Leave the pictures out. Return all other data exactly.

(Extracted data entries)
--

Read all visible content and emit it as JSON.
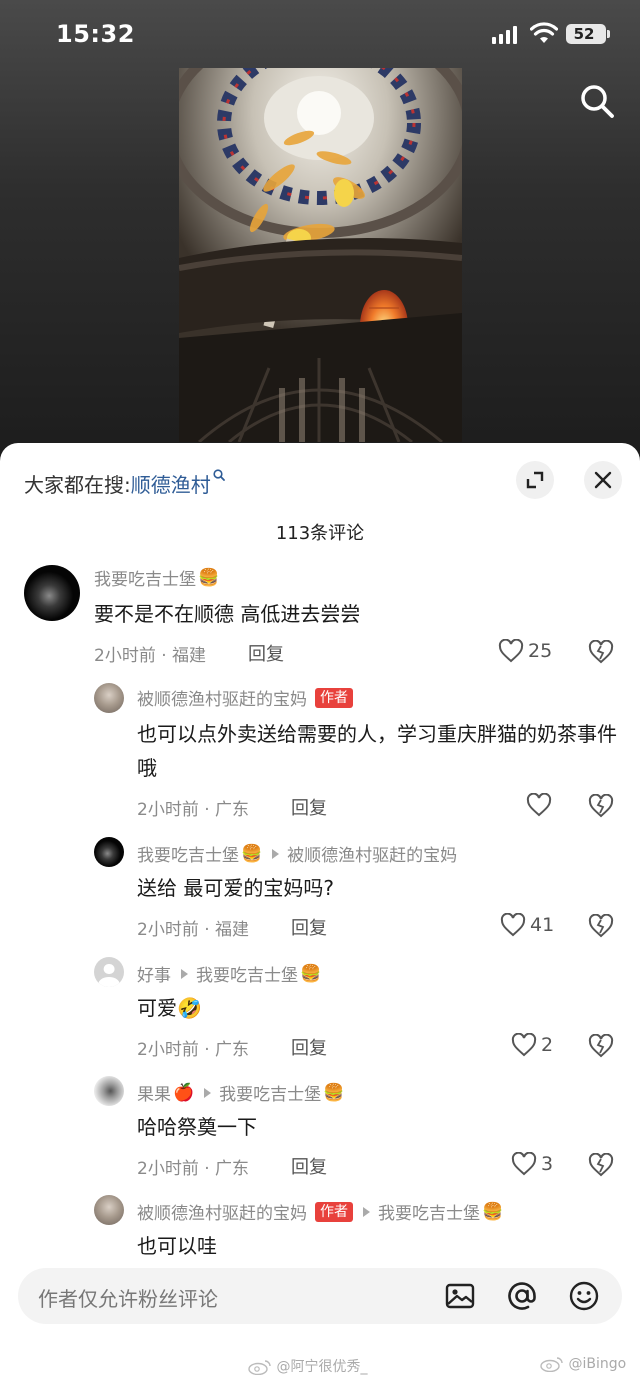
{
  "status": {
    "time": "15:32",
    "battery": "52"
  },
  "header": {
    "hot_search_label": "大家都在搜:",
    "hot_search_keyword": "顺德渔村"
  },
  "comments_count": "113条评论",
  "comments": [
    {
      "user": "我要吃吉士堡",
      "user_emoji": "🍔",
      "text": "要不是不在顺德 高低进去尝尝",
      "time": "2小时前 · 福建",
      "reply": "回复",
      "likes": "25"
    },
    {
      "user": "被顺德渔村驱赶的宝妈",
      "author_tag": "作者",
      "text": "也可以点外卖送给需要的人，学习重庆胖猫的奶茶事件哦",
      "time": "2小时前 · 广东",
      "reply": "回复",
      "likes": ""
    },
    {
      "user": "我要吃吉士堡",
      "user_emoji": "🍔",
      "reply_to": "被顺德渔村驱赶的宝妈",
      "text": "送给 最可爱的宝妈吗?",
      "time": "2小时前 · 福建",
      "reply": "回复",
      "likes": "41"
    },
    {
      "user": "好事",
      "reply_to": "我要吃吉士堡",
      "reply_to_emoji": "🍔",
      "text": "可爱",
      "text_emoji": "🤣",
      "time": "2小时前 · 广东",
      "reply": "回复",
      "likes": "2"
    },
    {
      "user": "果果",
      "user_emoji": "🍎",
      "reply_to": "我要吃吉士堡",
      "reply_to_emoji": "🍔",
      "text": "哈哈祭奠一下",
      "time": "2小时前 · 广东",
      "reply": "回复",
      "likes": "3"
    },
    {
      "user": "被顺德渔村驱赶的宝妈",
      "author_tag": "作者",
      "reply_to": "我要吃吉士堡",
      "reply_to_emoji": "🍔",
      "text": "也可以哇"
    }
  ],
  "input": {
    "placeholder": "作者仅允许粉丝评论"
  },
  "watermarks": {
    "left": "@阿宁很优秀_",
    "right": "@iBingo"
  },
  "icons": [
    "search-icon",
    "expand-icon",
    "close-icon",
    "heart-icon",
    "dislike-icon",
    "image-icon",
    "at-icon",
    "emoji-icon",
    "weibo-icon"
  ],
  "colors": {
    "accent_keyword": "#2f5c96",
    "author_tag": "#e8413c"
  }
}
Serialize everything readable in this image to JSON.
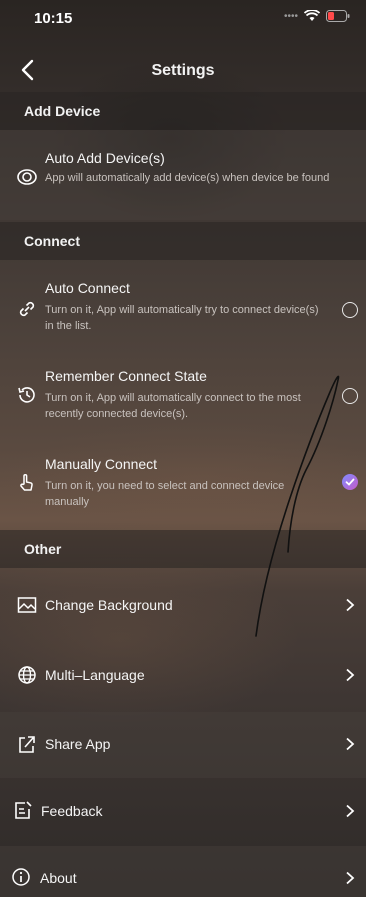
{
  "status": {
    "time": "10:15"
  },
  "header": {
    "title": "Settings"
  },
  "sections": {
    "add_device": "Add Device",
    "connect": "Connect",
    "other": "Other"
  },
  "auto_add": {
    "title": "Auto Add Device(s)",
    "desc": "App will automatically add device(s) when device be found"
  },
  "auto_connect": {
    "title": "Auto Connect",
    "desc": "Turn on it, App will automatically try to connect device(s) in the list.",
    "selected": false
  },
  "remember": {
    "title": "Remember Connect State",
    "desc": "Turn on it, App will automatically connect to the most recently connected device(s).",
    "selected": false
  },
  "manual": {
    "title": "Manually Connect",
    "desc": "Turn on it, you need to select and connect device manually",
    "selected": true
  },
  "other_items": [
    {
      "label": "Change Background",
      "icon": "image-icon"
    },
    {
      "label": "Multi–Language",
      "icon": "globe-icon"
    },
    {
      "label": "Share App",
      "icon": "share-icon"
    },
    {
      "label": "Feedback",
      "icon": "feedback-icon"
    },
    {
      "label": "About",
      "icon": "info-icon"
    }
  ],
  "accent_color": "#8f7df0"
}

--

Your solution:
Read all visible content and emit it as JSON.
{
  "status": {
    "time": "15:32",
    "battery": "52"
  },
  "header": {
    "hot_search_label": "大家都在搜:",
    "hot_search_keyword": "顺德渔村"
  },
  "comments_count": "113条评论",
  "comments": [
    {
      "user": "我要吃吉士堡",
      "user_emoji": "🍔",
      "text": "要不是不在顺德 高低进去尝尝",
      "time": "2小时前 · 福建",
      "reply": "回复",
      "likes": "25"
    },
    {
      "user": "被顺德渔村驱赶的宝妈",
      "author_tag": "作者",
      "text": "也可以点外卖送给需要的人，学习重庆胖猫的奶茶事件哦",
      "time": "2小时前 · 广东",
      "reply": "回复",
      "likes": ""
    },
    {
      "user": "我要吃吉士堡",
      "user_emoji": "🍔",
      "reply_to": "被顺德渔村驱赶的宝妈",
      "text": "送给 最可爱的宝妈吗?",
      "time": "2小时前 · 福建",
      "reply": "回复",
      "likes": "41"
    },
    {
      "user": "好事",
      "reply_to": "我要吃吉士堡",
      "reply_to_emoji": "🍔",
      "text": "可爱",
      "text_emoji": "🤣",
      "time": "2小时前 · 广东",
      "reply": "回复",
      "likes": "2"
    },
    {
      "user": "果果",
      "user_emoji": "🍎",
      "reply_to": "我要吃吉士堡",
      "reply_to_emoji": "🍔",
      "text": "哈哈祭奠一下",
      "time": "2小时前 · 广东",
      "reply": "回复",
      "likes": "3"
    },
    {
      "user": "被顺德渔村驱赶的宝妈",
      "author_tag": "作者",
      "reply_to": "我要吃吉士堡",
      "reply_to_emoji": "🍔",
      "text": "也可以哇"
    }
  ],
  "input": {
    "placeholder": "作者仅允许粉丝评论"
  },
  "watermarks": {
    "left": "@阿宁很优秀_",
    "right": "@iBingo"
  },
  "icons": [
    "search-icon",
    "expand-icon",
    "close-icon",
    "heart-icon",
    "dislike-icon",
    "image-icon",
    "at-icon",
    "emoji-icon",
    "weibo-icon"
  ],
  "colors": {
    "accent_keyword": "#2f5c96",
    "author_tag": "#e8413c"
  }
}
Serialize everything readable in this image to JSON.
{
  "status": {
    "time": "10:15"
  },
  "header": {
    "title": "Settings"
  },
  "sections": {
    "add_device": "Add Device",
    "connect": "Connect",
    "other": "Other"
  },
  "auto_add": {
    "title": "Auto Add Device(s)",
    "desc": "App will automatically add device(s) when device be found"
  },
  "auto_connect": {
    "title": "Auto Connect",
    "desc": "Turn on it, App will automatically try to connect device(s) in the list.",
    "selected": false
  },
  "remember": {
    "title": "Remember Connect State",
    "desc": "Turn on it, App will automatically connect to the most recently connected device(s).",
    "selected": false
  },
  "manual": {
    "title": "Manually Connect",
    "desc": "Turn on it, you need to select and connect device manually",
    "selected": true
  },
  "other_items": [
    {
      "label": "Change Background",
      "icon": "image-icon"
    },
    {
      "label": "Multi–Language",
      "icon": "globe-icon"
    },
    {
      "label": "Share App",
      "icon": "share-icon"
    },
    {
      "label": "Feedback",
      "icon": "feedback-icon"
    },
    {
      "label": "About",
      "icon": "info-icon"
    }
  ],
  "accent_color": "#8f7df0"
}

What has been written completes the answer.